Excerpts from an interface dataset
[Start of Attachment]

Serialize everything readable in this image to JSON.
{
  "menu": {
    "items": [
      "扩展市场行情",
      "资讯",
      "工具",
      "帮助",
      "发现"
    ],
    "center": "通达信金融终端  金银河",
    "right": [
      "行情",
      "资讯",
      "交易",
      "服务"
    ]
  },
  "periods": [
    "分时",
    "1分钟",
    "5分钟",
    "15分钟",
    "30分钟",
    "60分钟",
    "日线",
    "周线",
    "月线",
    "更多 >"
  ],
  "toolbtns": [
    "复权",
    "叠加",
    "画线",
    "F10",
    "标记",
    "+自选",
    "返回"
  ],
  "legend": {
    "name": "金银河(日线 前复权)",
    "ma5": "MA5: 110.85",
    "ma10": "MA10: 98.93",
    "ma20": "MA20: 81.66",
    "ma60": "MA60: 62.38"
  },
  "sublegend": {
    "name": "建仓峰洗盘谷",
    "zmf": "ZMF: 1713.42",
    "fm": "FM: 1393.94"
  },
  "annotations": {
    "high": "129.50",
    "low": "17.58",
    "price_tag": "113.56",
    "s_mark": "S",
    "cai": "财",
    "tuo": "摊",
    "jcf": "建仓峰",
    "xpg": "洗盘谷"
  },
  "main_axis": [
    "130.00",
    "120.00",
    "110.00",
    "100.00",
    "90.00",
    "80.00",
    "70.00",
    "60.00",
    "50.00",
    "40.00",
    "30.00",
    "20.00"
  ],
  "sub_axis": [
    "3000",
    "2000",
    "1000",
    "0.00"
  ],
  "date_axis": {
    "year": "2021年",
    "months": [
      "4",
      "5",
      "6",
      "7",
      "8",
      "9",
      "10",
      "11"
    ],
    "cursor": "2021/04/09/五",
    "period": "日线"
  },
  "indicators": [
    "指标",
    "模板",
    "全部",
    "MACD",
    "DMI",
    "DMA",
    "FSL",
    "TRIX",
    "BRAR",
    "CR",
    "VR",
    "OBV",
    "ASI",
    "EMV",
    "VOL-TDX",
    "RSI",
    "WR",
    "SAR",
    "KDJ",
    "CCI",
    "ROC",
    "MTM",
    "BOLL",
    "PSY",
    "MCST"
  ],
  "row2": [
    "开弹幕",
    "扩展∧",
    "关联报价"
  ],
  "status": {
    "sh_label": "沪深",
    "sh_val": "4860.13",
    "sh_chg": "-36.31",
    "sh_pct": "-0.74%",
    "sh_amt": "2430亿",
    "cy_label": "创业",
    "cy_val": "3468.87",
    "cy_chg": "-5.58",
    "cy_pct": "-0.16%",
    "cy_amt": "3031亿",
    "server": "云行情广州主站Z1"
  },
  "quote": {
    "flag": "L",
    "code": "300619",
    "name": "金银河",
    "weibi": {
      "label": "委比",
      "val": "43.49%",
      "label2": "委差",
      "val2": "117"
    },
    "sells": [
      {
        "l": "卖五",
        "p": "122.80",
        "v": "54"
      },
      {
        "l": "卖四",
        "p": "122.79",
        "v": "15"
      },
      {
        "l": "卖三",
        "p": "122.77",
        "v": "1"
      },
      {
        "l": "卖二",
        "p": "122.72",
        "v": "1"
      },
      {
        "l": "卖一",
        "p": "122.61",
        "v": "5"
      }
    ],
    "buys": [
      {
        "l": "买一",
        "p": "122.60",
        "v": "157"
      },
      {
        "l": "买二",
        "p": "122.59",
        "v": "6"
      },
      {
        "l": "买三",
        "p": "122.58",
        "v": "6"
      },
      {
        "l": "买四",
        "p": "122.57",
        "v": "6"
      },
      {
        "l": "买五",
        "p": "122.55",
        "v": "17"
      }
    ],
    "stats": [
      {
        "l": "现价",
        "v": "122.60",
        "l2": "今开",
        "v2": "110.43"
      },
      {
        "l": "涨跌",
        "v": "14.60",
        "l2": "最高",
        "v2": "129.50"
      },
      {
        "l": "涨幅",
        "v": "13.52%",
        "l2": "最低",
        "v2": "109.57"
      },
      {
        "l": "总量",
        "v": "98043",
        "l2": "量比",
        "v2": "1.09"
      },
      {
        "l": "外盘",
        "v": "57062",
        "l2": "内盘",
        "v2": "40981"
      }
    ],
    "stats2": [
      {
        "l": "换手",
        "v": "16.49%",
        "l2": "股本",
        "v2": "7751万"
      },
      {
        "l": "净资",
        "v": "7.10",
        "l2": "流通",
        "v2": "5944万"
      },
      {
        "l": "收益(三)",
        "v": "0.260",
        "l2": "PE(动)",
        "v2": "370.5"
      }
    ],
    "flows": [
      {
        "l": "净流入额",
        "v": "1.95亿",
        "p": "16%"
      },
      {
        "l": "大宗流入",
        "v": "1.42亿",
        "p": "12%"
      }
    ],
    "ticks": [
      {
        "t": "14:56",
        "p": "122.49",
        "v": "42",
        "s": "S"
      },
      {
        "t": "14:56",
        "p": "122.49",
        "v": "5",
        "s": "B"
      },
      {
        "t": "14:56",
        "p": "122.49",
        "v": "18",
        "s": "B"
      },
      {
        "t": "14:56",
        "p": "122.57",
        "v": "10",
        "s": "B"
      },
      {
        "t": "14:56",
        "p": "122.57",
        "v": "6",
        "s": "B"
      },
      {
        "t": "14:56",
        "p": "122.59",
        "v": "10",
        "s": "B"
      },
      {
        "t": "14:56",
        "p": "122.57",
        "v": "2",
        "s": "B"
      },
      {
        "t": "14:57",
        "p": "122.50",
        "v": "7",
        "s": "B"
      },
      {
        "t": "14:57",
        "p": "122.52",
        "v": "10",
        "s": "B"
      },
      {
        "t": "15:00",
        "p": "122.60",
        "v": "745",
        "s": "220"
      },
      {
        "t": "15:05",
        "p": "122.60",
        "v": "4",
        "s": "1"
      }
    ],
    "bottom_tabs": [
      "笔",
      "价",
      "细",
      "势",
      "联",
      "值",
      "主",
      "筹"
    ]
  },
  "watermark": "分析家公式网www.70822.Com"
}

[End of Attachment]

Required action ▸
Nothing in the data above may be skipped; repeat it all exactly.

Answer space ▸
Serialize everything readable in this image to JSON.
{
  "menu": {
    "items": [
      "扩展市场行情",
      "资讯",
      "工具",
      "帮助",
      "发现"
    ],
    "center": "通达信金融终端  金银河",
    "right": [
      "行情",
      "资讯",
      "交易",
      "服务"
    ]
  },
  "periods": [
    "分时",
    "1分钟",
    "5分钟",
    "15分钟",
    "30分钟",
    "60分钟",
    "日线",
    "周线",
    "月线",
    "更多 >"
  ],
  "toolbtns": [
    "复权",
    "叠加",
    "画线",
    "F10",
    "标记",
    "+自选",
    "返回"
  ],
  "legend": {
    "name": "金银河(日线 前复权)",
    "ma5": "MA5: 110.85",
    "ma10": "MA10: 98.93",
    "ma20": "MA20: 81.66",
    "ma60": "MA60: 62.38"
  },
  "sublegend": {
    "name": "建仓峰洗盘谷",
    "zmf": "ZMF: 1713.42",
    "fm": "FM: 1393.94"
  },
  "annotations": {
    "high": "129.50",
    "low": "17.58",
    "price_tag": "113.56",
    "s_mark": "S",
    "cai": "财",
    "tuo": "摊",
    "jcf": "建仓峰",
    "xpg": "洗盘谷"
  },
  "main_axis": [
    "130.00",
    "120.00",
    "110.00",
    "100.00",
    "90.00",
    "80.00",
    "70.00",
    "60.00",
    "50.00",
    "40.00",
    "30.00",
    "20.00"
  ],
  "sub_axis": [
    "3000",
    "2000",
    "1000",
    "0.00"
  ],
  "date_axis": {
    "year": "2021年",
    "months": [
      "4",
      "5",
      "6",
      "7",
      "8",
      "9",
      "10",
      "11"
    ],
    "cursor": "2021/04/09/五",
    "period": "日线"
  },
  "indicators": [
    "指标",
    "模板",
    "全部",
    "MACD",
    "DMI",
    "DMA",
    "FSL",
    "TRIX",
    "BRAR",
    "CR",
    "VR",
    "OBV",
    "ASI",
    "EMV",
    "VOL-TDX",
    "RSI",
    "WR",
    "SAR",
    "KDJ",
    "CCI",
    "ROC",
    "MTM",
    "BOLL",
    "PSY",
    "MCST"
  ],
  "row2": [
    "开弹幕",
    "扩展∧",
    "关联报价"
  ],
  "status": {
    "sh_label": "沪深",
    "sh_val": "4860.13",
    "sh_chg": "-36.31",
    "sh_pct": "-0.74%",
    "sh_amt": "2430亿",
    "cy_label": "创业",
    "cy_val": "3468.87",
    "cy_chg": "-5.58",
    "cy_pct": "-0.16%",
    "cy_amt": "3031亿",
    "server": "云行情广州主站Z1"
  },
  "quote": {
    "flag": "L",
    "code": "300619",
    "name": "金银河",
    "weibi": {
      "label": "委比",
      "val": "43.49%",
      "label2": "委差",
      "val2": "117"
    },
    "sells": [
      {
        "l": "卖五",
        "p": "122.80",
        "v": "54"
      },
      {
        "l": "卖四",
        "p": "122.79",
        "v": "15"
      },
      {
        "l": "卖三",
        "p": "122.77",
        "v": "1"
      },
      {
        "l": "卖二",
        "p": "122.72",
        "v": "1"
      },
      {
        "l": "卖一",
        "p": "122.61",
        "v": "5"
      }
    ],
    "buys": [
      {
        "l": "买一",
        "p": "122.60",
        "v": "157"
      },
      {
        "l": "买二",
        "p": "122.59",
        "v": "6"
      },
      {
        "l": "买三",
        "p": "122.58",
        "v": "6"
      },
      {
        "l": "买四",
        "p": "122.57",
        "v": "6"
      },
      {
        "l": "买五",
        "p": "122.55",
        "v": "17"
      }
    ],
    "stats": [
      {
        "l": "现价",
        "v": "122.60",
        "l2": "今开",
        "v2": "110.43"
      },
      {
        "l": "涨跌",
        "v": "14.60",
        "l2": "最高",
        "v2": "129.50"
      },
      {
        "l": "涨幅",
        "v": "13.52%",
        "l2": "最低",
        "v2": "109.57"
      },
      {
        "l": "总量",
        "v": "98043",
        "l2": "量比",
        "v2": "1.09"
      },
      {
        "l": "外盘",
        "v": "57062",
        "l2": "内盘",
        "v2": "40981"
      }
    ],
    "stats2": [
      {
        "l": "换手",
        "v": "16.49%",
        "l2": "股本",
        "v2": "7751万"
      },
      {
        "l": "净资",
        "v": "7.10",
        "l2": "流通",
        "v2": "5944万"
      },
      {
        "l": "收益(三)",
        "v": "0.260",
        "l2": "PE(动)",
        "v2": "370.5"
      }
    ],
    "flows": [
      {
        "l": "净流入额",
        "v": "1.95亿",
        "p": "16%"
      },
      {
        "l": "大宗流入",
        "v": "1.42亿",
        "p": "12%"
      }
    ],
    "ticks": [
      {
        "t": "14:56",
        "p": "122.49",
        "v": "42",
        "s": "S"
      },
      {
        "t": "14:56",
        "p": "122.49",
        "v": "5",
        "s": "B"
      },
      {
        "t": "14:56",
        "p": "122.49",
        "v": "18",
        "s": "B"
      },
      {
        "t": "14:56",
        "p": "122.57",
        "v": "10",
        "s": "B"
      },
      {
        "t": "14:56",
        "p": "122.57",
        "v": "6",
        "s": "B"
      },
      {
        "t": "14:56",
        "p": "122.59",
        "v": "10",
        "s": "B"
      },
      {
        "t": "14:56",
        "p": "122.57",
        "v": "2",
        "s": "B"
      },
      {
        "t": "14:57",
        "p": "122.50",
        "v": "7",
        "s": "B"
      },
      {
        "t": "14:57",
        "p": "122.52",
        "v": "10",
        "s": "B"
      },
      {
        "t": "15:00",
        "p": "122.60",
        "v": "745",
        "s": "220"
      },
      {
        "t": "15:05",
        "p": "122.60",
        "v": "4",
        "s": "1"
      }
    ],
    "bottom_tabs": [
      "笔",
      "价",
      "细",
      "势",
      "联",
      "值",
      "主",
      "筹"
    ]
  },
  "watermark": "分析家公式网www.70822.Com"
}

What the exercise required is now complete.